In the event that the authorization process faces unforeseen delays, there might be a need to adjust the start date of your treatment to a slightly later date. Please know that we will only consider and contact you for rescheduling if it becomes absolutely necessary and in your best financial interest in order to avoid the generation of patient-responsible, self-pay bills for your radiation therapy.
We understand that your time and health are of the utmost importance, and we will do everything in our power to expedite the authorization from your insurance company. Our team is committed to minimizing any potential delays and ensuring you receive care as soon as possible.

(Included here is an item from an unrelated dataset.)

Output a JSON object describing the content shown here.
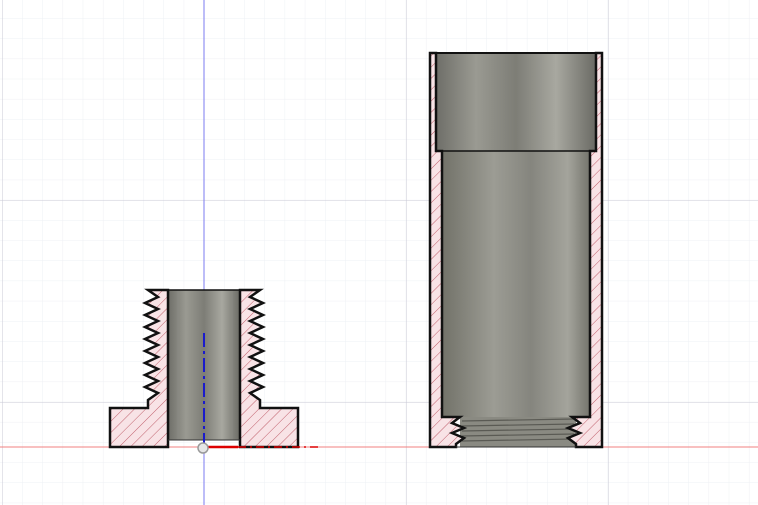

Your well-being is our top priority, and we're here to support you throughout this process. If you have any questions or concerns regarding the authorization or any other aspect of your treatment, please do not hesitate to reach out to us at 212-305-7077. We're here to provide the guidance and assistance you may require.
Thank you for entrusting us with your care, and we look forward to working with you to make this treatment process as smooth and efficient as possible.
After simulation, your radiation oncologist and other members of the treatment team review the information they obtained during simulation along with your previous medical tests to develop a treatment plan especially for you. Frequently, sophisticated treatment-planning computer software is used to help design the best possible treatment plan. After reviewing all of this information, your doctor writes a prescription that outlines the exact course of your radiation therapy treatment.
Radiation treatments are scheduled Monday through Friday and usually last 1-10 weeks. The amount of time needed for treatment is determined by your individual medical needs. Treatment is delivered by a team of professional radiation therapists, licensed by New York State. Our staff will work with you to plan your treatment schedule. You can expect to receive a weekly schedule and that any necessary revisions will be made as treatment continues. Please note that the chief radiation therapist and/or simulation technologist is responsible for daily scheduling or other issues regarding your treatment. Please check in with our front desk staff, who will provide you with a wristband with your name and date of birth and alert the radiation therpist that you have arrived for your scheduled treatment.
Weekly Status Checks
Weekly Status Checks
Once a week, you will see your radiation oncologist, a resident, and a nurse for a status check to follow your progress, evaluate whether you are having any side effects, recommend treatments for those side effects (such as medication or diet changes). As treatment progresses, your doctor may make changes in the schedule or treatment plan depending on your response or reaction to the therapy. They will also address any concerns you may have.
After you complete your radiation treatment, you will be scheduled for a follow up appointment with your radiation oncologist. Your radiation oncologist may also order additional diagnostic tests. Reports on your treatment can be sent to your other doctors.
Subsequent follow up appointments will be scheduled so that your radiation oncologist can make sure your recovery is proceeding normally and can continue to monitor your health status. As time goes on, the frequency of your visits may decrease. However, you should know that your radiation oncology team will always be available should you need to speak to someone about your treatment.